Most nonprofit organizations are excited, and rightfully so, whenever a new funding source is identified and funding is awarded. Accounting for this funding is rarely a thought in the mind of the development staff, but can present a significant dilemma to a bookkeeper or finance director.
Grants and contributions share many of the same characteristics, but accounting for the transactions is very different. A large grant received near an organization’s year-end more than likely would not have a significant impact on the statement of activities. Conversely, a large contribution received at the same time could make the difference between a poor year and a great year.
Here are some ways to tell the difference so there are no surprises during your annual audit. The following characteristics suggest that the award is a grant:
1. Is the grantor receiving something in return? For example, research, budget reports, progress reports, or specific details on the outcome of the work.
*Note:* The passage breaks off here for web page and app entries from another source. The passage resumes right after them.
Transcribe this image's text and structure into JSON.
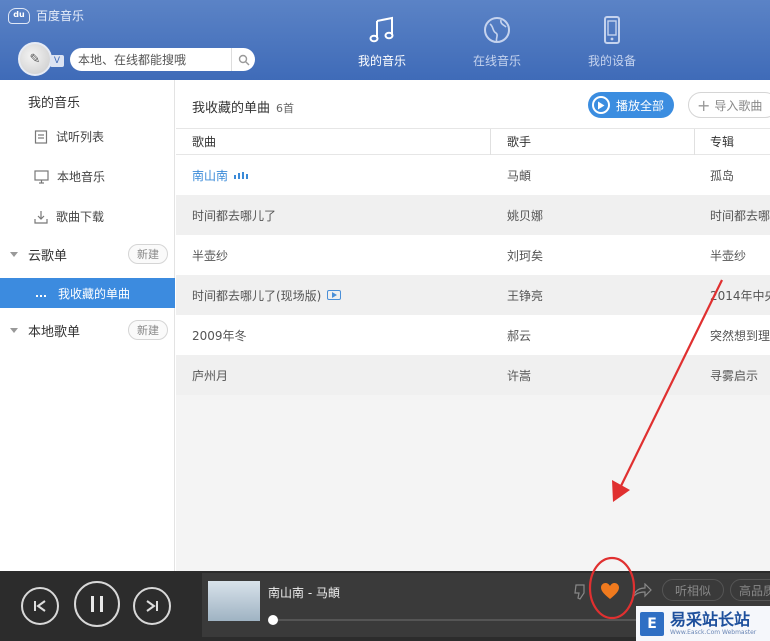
{
  "app": {
    "brand": "百度音乐",
    "brand_logo": "du"
  },
  "header": {
    "search_placeholder": "本地、在线都能搜哦",
    "tabs": [
      {
        "label": "我的音乐",
        "icon": "music-note-icon",
        "active": true
      },
      {
        "label": "在线音乐",
        "icon": "globe-icon",
        "active": false
      },
      {
        "label": "我的设备",
        "icon": "device-icon",
        "active": false
      }
    ]
  },
  "sidebar": {
    "title": "我的音乐",
    "items": [
      {
        "label": "试听列表",
        "icon": "list-icon"
      },
      {
        "label": "本地音乐",
        "icon": "monitor-icon"
      },
      {
        "label": "歌曲下载",
        "icon": "download-icon"
      }
    ],
    "groups": [
      {
        "label": "云歌单",
        "new_label": "新建"
      },
      {
        "label": "本地歌单",
        "new_label": "新建"
      }
    ],
    "active_item": {
      "label": "我收藏的单曲"
    }
  },
  "main": {
    "title": "我收藏的单曲",
    "count": "6首",
    "play_all_label": "播放全部",
    "import_label": "导入歌曲",
    "columns": [
      "歌曲",
      "歌手",
      "专辑"
    ],
    "rows": [
      {
        "song": "南山南",
        "artist": "马頔",
        "album": "孤岛",
        "playing": true
      },
      {
        "song": "时间都去哪儿了",
        "artist": "姚贝娜",
        "album": "时间都去哪"
      },
      {
        "song": "半壶纱",
        "artist": "刘珂矣",
        "album": "半壶纱"
      },
      {
        "song": "时间都去哪儿了(现场版)",
        "artist": "王铮亮",
        "album": "2014年中央",
        "mv": true
      },
      {
        "song": "2009年冬",
        "artist": "郝云",
        "album": "突然想到理"
      },
      {
        "song": "庐州月",
        "artist": "许嵩",
        "album": "寻雾启示"
      }
    ]
  },
  "player": {
    "now_playing": "南山南 - 马頔",
    "similar_label": "听相似",
    "quality_label": "高品质",
    "progress": 0.0,
    "heart_color": "#f07a1e"
  },
  "watermark": {
    "text": "易采站长站",
    "sub": "Www.Easck.Com Webmaster"
  },
  "colors": {
    "header": "#4a76bf",
    "accent": "#3c8bdf",
    "annotation": "#e03030"
  }
}
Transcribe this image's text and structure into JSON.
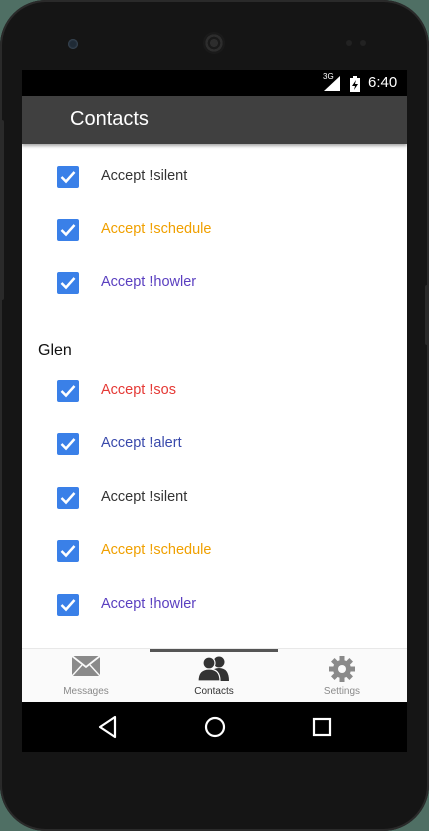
{
  "status_bar": {
    "network": "3G",
    "time": "6:40"
  },
  "app_bar": {
    "title": "Contacts"
  },
  "rows_top": [
    {
      "label": "Accept !silent",
      "color": "#333333",
      "checked": true
    },
    {
      "label": "Accept !schedule",
      "color": "#f0a000",
      "checked": true
    },
    {
      "label": "Accept !howler",
      "color": "#5a3fc0",
      "checked": true
    }
  ],
  "group": {
    "name": "Glen"
  },
  "rows_group": [
    {
      "label": "Accept !sos",
      "color": "#e53935",
      "checked": true
    },
    {
      "label": "Accept !alert",
      "color": "#3949ab",
      "checked": true
    },
    {
      "label": "Accept !silent",
      "color": "#333333",
      "checked": true
    },
    {
      "label": "Accept !schedule",
      "color": "#f0a000",
      "checked": true
    },
    {
      "label": "Accept !howler",
      "color": "#5a3fc0",
      "checked": true
    }
  ],
  "bottom_nav": [
    {
      "label": "Messages",
      "icon": "envelope-icon",
      "active": false
    },
    {
      "label": "Contacts",
      "icon": "people-icon",
      "active": true
    },
    {
      "label": "Settings",
      "icon": "gear-icon",
      "active": false
    }
  ],
  "colors": {
    "checkbox": "#3a80e8",
    "app_bar": "#404040"
  }
}
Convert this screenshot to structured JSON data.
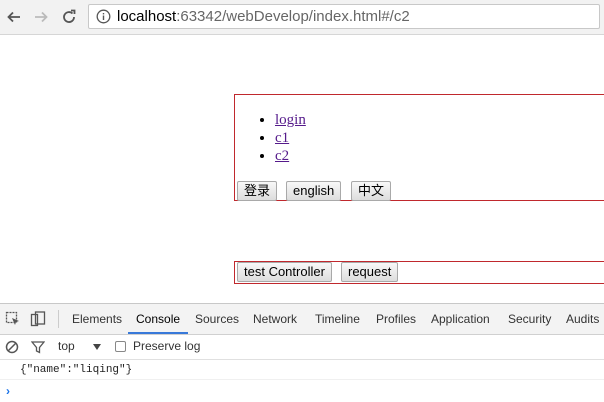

2. Does the grantor require reporting at specific intervals or dates such as monthly, quarterly, annually, or at expenditure intervals (ie 25 percent of funds utilized, 50 percent utilized, etc.)?
3. Is there a set period during which the funds must be utilized, generally a start and end date?
4. Is the organization required to return any unused funding?
5. Are there penalties for failure to use the funds in the appropriate manner?
6. Are any overhead or administrative costs reimbursed by the award?
7. Is there a set budget detailing how the funding should be used? Is approval required if changes to the budget categories are necessary?
8. Were funds awarded following a competitive application or bid process?
9. Does the awarding agency require any type of audits of the organization?
10. Are there any restrictions on the publication or dissemination of the results of the project? Does the awarding agency need to approve articles prior to publishing?
Generally, if the majority of your answers above are no, then the award is more than likely a contribution. Some additional characteristics unique to contributions are as follows:
1. Donor does not expect anything in return for their donation.
2. The donor may provide guidance on how they would like their donation spent, for example, “on a new stadium,” or “for the biology department,” but they do not have the authority to approve purchasing decisions. In this example, organization staff would be responsible for seeing that the funds were used by the biology department rather than the donor.
3. Unused funds do not have to be returned to the donor.
4. Progress reports or reports on use of funds are more general in nature and serve to provide donors with evidence of the organization’s good stewardship rather than explicit details on results of the work.
5. Frequently contributions are received from individuals, family foundations, or donor advised funds.
Although the above should provide guidance on identifying a grant or contribution, no one factor should outweigh any other. When an award is particularly difficult to determine, the organization should consider how many of the above factors are present. The more “grant” factors, then the award is likely a grant. The more “contribution” factors, it is more likely a contribution.
Once the proper classification has been determined, the accounting treatment is relatively easy. Grants are recorded as deferred revenue by the organization until the funds are expended for the intended purpose in accordance with the grant agreement. At that time, the grant is recognized as revenue.
On the other hand, contributions are recognized as revenue at the time a pledge is made or donation is received. If a donation was received with a restriction imposed by the donor, this is classified as temporarily restricted revenue unless the restriction cannot be removed, in which case the donation is recorded as permanently restricted revenue.
For example, if a grant of $1 million was awarded near year-end, more than likely most of the grant would not be expended by year end, resulting in a simple gross-up of the balance sheet of both cash and deferred revenue. Alternatively, if a contribution of $1 million was received near year end, this would be recognized as revenue at that time, causing the organization’s change in net assets to increase by the same $1 million.
Knowing the difference between the two transactions will help development personnel understand how new funding will impact their organization.
Jackie Lee, CPA, is a senior manager with Mengel, Metzger, Barr & Co. LLP. She may be reached at Jlee@mmb-co.com.